EXERCISE OBJECTIVE
Beginning with the first line below, output every record verbatim and leave out the images.

(Entries from a dataset of interfaces)

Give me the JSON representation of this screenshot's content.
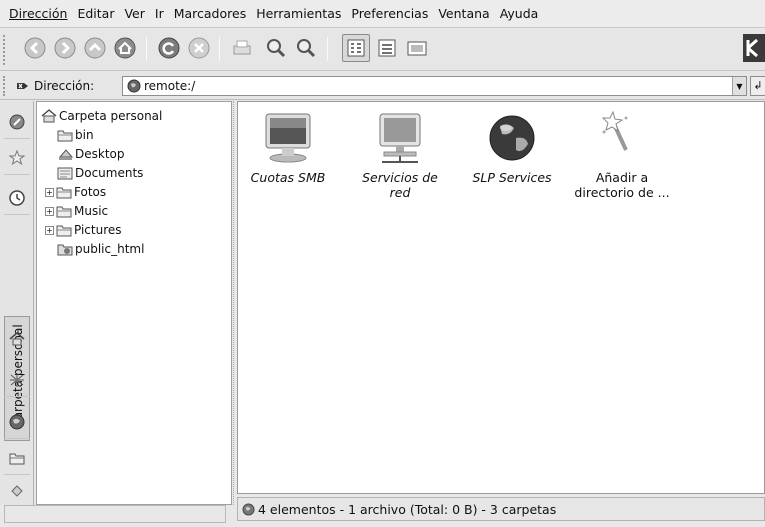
{
  "menubar": {
    "items": [
      "Dirección",
      "Editar",
      "Ver",
      "Ir",
      "Marcadores",
      "Herramientas",
      "Preferencias",
      "Ventana",
      "Ayuda"
    ]
  },
  "toolbar": {
    "buttons": [
      "back-icon",
      "forward-icon",
      "up-icon",
      "home-icon",
      "reload-icon",
      "stop-icon",
      "print-icon",
      "zoom-in-icon",
      "zoom-out-icon",
      "icon-view-icon",
      "detail-view-icon",
      "preview-icon"
    ]
  },
  "location": {
    "label": "Dirección:",
    "value": "remote:/"
  },
  "sidebar": {
    "vertical_tab_label": "Carpeta personal",
    "tabs": [
      "navigation-icon",
      "bookmarks-icon",
      "history-icon",
      "home-icon",
      "network-icon",
      "services-icon",
      "folder-icon",
      "media-icon"
    ]
  },
  "tree": {
    "root": "Carpeta personal",
    "items": [
      {
        "label": "bin",
        "expandable": false
      },
      {
        "label": "Desktop",
        "expandable": false
      },
      {
        "label": "Documents",
        "expandable": false
      },
      {
        "label": "Fotos",
        "expandable": true
      },
      {
        "label": "Music",
        "expandable": true
      },
      {
        "label": "Pictures",
        "expandable": true
      },
      {
        "label": "public_html",
        "expandable": false
      }
    ]
  },
  "main": {
    "items": [
      {
        "label": "Cuotas SMB",
        "icon": "monitor-icon"
      },
      {
        "label": "Servicios de red",
        "icon": "network-computer-icon"
      },
      {
        "label": "SLP Services",
        "icon": "globe-icon"
      },
      {
        "label": "Añadir a directorio de ...",
        "icon": "wizard-wand-icon"
      }
    ]
  },
  "status": {
    "text": "4 elementos - 1 archivo (Total: 0 B) - 3 carpetas"
  }
}
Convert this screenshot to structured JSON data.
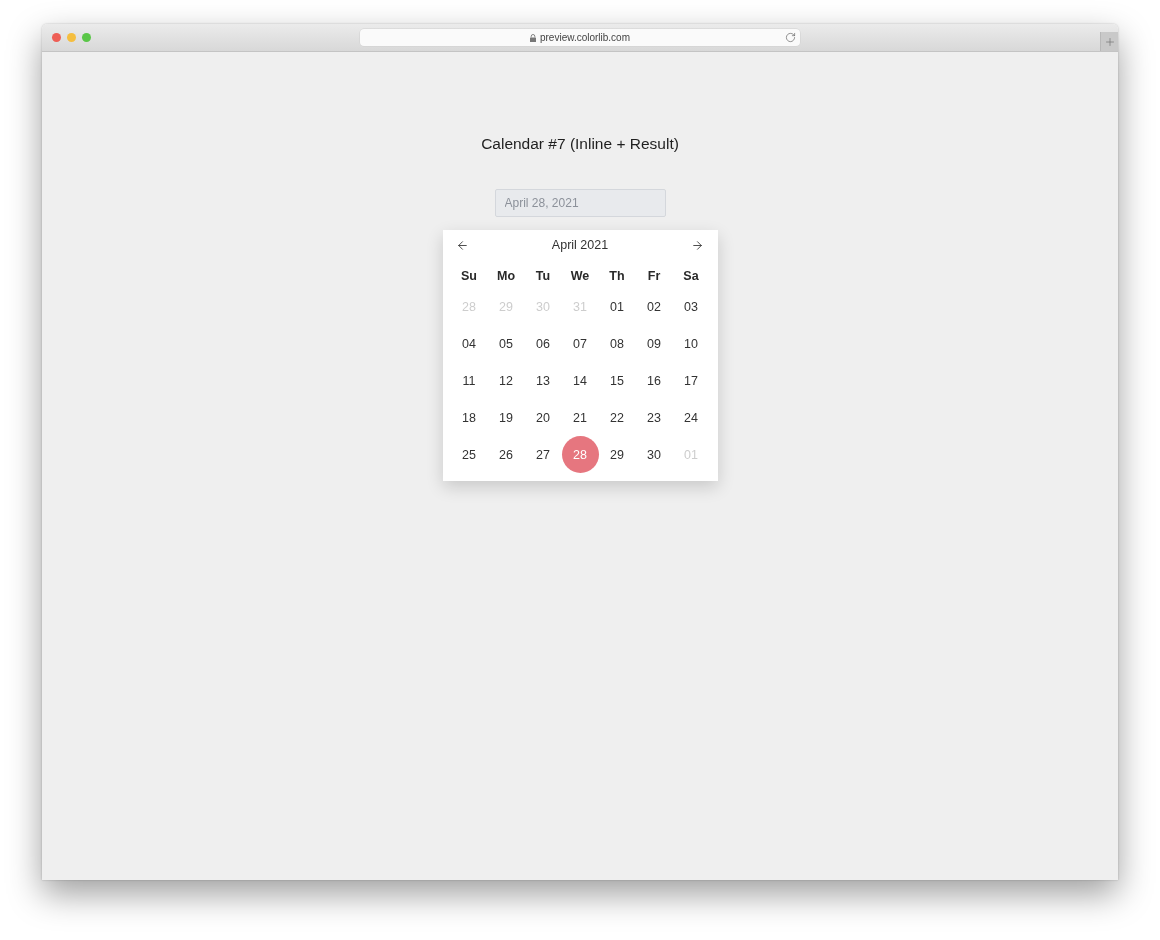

THE COMPLETED TASK
Give me the JSON representation of this screenshot's content.
{
  "menubar": {
    "items": [
      "Dirección",
      "Editar",
      "Ver",
      "Ir",
      "Marcadores",
      "Herramientas",
      "Preferencias",
      "Ventana",
      "Ayuda"
    ]
  },
  "toolbar": {
    "buttons": [
      "back-icon",
      "forward-icon",
      "up-icon",
      "home-icon",
      "reload-icon",
      "stop-icon",
      "print-icon",
      "zoom-in-icon",
      "zoom-out-icon",
      "icon-view-icon",
      "detail-view-icon",
      "preview-icon"
    ]
  },
  "location": {
    "label": "Dirección:",
    "value": "remote:/"
  },
  "sidebar": {
    "vertical_tab_label": "Carpeta personal",
    "tabs": [
      "navigation-icon",
      "bookmarks-icon",
      "history-icon",
      "home-icon",
      "network-icon",
      "services-icon",
      "folder-icon",
      "media-icon"
    ]
  },
  "tree": {
    "root": "Carpeta personal",
    "items": [
      {
        "label": "bin",
        "expandable": false
      },
      {
        "label": "Desktop",
        "expandable": false
      },
      {
        "label": "Documents",
        "expandable": false
      },
      {
        "label": "Fotos",
        "expandable": true
      },
      {
        "label": "Music",
        "expandable": true
      },
      {
        "label": "Pictures",
        "expandable": true
      },
      {
        "label": "public_html",
        "expandable": false
      }
    ]
  },
  "main": {
    "items": [
      {
        "label": "Cuotas SMB",
        "icon": "monitor-icon"
      },
      {
        "label": "Servicios de red",
        "icon": "network-computer-icon"
      },
      {
        "label": "SLP Services",
        "icon": "globe-icon"
      },
      {
        "label": "Añadir a directorio de ...",
        "icon": "wizard-wand-icon"
      }
    ]
  },
  "status": {
    "text": "4 elementos - 1 archivo (Total: 0 B) - 3 carpetas"
  }
}
Convert this screenshot to structured JSON data.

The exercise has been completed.